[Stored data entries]
════

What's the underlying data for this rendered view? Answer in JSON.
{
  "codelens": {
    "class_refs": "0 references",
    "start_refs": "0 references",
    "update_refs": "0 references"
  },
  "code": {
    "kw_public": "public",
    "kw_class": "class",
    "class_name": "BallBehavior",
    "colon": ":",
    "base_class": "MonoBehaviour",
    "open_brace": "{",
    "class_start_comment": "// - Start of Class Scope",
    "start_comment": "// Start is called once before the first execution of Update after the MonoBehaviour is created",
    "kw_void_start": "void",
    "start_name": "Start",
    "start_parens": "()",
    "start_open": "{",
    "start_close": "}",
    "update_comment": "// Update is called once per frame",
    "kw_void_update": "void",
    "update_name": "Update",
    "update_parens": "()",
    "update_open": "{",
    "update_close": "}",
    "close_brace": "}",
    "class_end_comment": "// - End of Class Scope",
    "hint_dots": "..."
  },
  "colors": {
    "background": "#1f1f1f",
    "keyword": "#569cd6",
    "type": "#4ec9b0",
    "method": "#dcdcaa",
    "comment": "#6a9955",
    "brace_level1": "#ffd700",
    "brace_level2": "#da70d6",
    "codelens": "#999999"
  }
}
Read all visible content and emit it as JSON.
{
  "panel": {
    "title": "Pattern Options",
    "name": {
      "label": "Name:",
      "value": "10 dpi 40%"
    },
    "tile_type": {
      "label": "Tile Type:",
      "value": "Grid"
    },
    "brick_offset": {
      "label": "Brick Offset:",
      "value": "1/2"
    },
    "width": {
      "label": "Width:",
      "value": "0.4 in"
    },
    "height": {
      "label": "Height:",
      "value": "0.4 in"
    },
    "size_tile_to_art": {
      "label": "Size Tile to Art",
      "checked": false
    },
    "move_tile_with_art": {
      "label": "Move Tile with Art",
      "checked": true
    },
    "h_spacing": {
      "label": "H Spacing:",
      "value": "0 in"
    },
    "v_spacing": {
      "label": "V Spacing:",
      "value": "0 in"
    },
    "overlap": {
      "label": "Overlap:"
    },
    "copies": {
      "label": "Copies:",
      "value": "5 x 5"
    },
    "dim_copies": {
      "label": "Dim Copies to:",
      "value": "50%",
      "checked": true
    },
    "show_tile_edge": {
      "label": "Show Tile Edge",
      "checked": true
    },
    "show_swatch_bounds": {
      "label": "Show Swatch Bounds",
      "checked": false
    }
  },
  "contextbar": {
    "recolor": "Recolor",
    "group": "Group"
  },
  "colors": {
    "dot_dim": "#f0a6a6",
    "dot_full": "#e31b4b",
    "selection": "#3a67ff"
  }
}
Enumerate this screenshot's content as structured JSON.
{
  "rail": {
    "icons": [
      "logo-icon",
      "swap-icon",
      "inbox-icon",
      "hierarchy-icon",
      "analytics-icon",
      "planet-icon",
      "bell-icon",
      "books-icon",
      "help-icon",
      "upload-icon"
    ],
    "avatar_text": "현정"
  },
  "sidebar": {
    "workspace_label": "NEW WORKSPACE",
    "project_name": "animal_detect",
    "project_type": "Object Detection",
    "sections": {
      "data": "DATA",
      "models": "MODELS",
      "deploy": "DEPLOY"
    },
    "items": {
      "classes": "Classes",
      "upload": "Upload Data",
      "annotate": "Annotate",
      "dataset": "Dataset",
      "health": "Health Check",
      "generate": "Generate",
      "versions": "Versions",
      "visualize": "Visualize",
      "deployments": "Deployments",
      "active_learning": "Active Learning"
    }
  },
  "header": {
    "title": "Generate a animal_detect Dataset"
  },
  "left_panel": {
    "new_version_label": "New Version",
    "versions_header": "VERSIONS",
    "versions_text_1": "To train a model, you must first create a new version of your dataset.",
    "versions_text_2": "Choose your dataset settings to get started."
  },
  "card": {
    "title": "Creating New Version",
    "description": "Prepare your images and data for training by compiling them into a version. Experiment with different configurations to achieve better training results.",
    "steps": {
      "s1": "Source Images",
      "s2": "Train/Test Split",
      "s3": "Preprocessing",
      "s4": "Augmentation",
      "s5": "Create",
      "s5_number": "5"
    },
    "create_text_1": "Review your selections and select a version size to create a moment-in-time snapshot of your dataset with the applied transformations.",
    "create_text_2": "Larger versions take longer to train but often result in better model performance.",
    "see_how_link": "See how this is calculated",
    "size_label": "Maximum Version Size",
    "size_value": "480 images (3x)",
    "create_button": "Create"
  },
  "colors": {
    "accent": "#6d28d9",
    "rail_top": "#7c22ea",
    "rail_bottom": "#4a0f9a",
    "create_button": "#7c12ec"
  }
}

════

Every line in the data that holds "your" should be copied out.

    "versions_text_1": "To train a model, you must first create a new version of your dataset.",
    "versions_text_2": "Choose your dataset settings to get started."
    "description": "Prepare your images and data for training by compiling them into a version. Experiment with different configurations to achieve better training results.",
    "create_text_1": "Review your selections and select a version size to create a moment-in-time snapshot of your dataset with the applied transformations.",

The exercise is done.